I still have questions. How did he do it? Where did the music/poetry come from? Knowing Dylan’s apparent clear honesty and crystal integrity why did he change his name? Did he have an issue with his being Jewish?
One word to describe Robert Bob Dylan Zimmerman: BRILLIANT! The closest I ever got to Dylan was at The Tropicana Motor Hotel in Hollywood in the 70s. I was checking in and he was checking out. My understanding was that he came down from Malibu with his kids. I recall that he was driving a station-wagon. Chuck E Weiss and Tom Waits were there…
THE GIVERS AND THE TAKERS
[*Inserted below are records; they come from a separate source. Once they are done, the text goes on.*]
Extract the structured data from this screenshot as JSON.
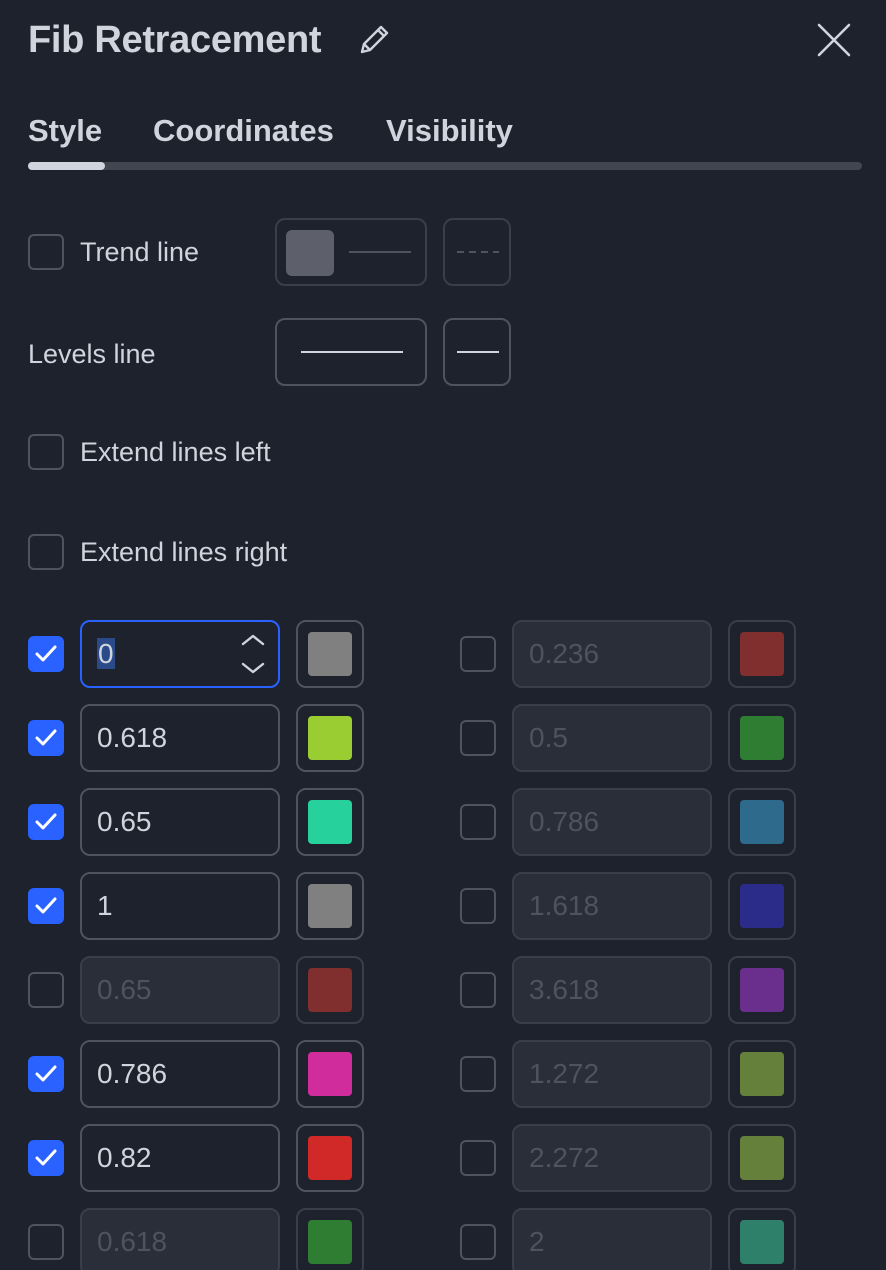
{
  "header": {
    "title": "Fib Retracement"
  },
  "tabs": [
    {
      "label": "Style"
    },
    {
      "label": "Coordinates"
    },
    {
      "label": "Visibility"
    }
  ],
  "options": {
    "trend_line_label": "Trend line",
    "trend_line_checked": false,
    "trend_line_color": "#5d606b",
    "levels_line_label": "Levels line",
    "extend_left_label": "Extend lines left",
    "extend_left_checked": false,
    "extend_right_label": "Extend lines right",
    "extend_right_checked": false
  },
  "levels_left": [
    {
      "value": "0",
      "checked": true,
      "color": "#808080"
    },
    {
      "value": "0.618",
      "checked": true,
      "color": "#9acd32"
    },
    {
      "value": "0.65",
      "checked": true,
      "color": "#26d19c"
    },
    {
      "value": "1",
      "checked": true,
      "color": "#808080"
    },
    {
      "value": "0.65",
      "checked": false,
      "color": "#802e2e"
    },
    {
      "value": "0.786",
      "checked": true,
      "color": "#d02c9c"
    },
    {
      "value": "0.82",
      "checked": true,
      "color": "#d12828"
    },
    {
      "value": "0.618",
      "checked": false,
      "color": "#2f7d32"
    }
  ],
  "levels_right": [
    {
      "value": "0.236",
      "checked": false,
      "color": "#802e2e"
    },
    {
      "value": "0.5",
      "checked": false,
      "color": "#2f7d32"
    },
    {
      "value": "0.786",
      "checked": false,
      "color": "#2e6a8c"
    },
    {
      "value": "1.618",
      "checked": false,
      "color": "#2b2b8a"
    },
    {
      "value": "3.618",
      "checked": false,
      "color": "#6a2e8c"
    },
    {
      "value": "1.272",
      "checked": false,
      "color": "#64803a"
    },
    {
      "value": "2.272",
      "checked": false,
      "color": "#64803a"
    },
    {
      "value": "2",
      "checked": false,
      "color": "#2e806a"
    }
  ],
  "colors": {
    "background": "#1e222d",
    "accent": "#2962ff",
    "text": "#d1d4dc",
    "border": "#50535e"
  }
}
“At this point, music manager Albert Grossman began to take an interest in Dylan’s business affairs. Grossman persuaded Dylan to transfer the publishing rights of his songs from Duchess Music, whom he had signed a contract with in January 1962, to Witmark Music, a division of Warner’s music publishing operation. Dylan signed a contract with Witmark on July 13, 1962. Unknown to Dylan, Grossman had also negotiated a deal with Witmark. This gave Grossman fifty percent of Witmark’s share of the publishing income generated by any songwriter Grossman had brought to the company. This “secret deal” resulted in a bitter legal battle between Dylan and Grossman in the 1980s.”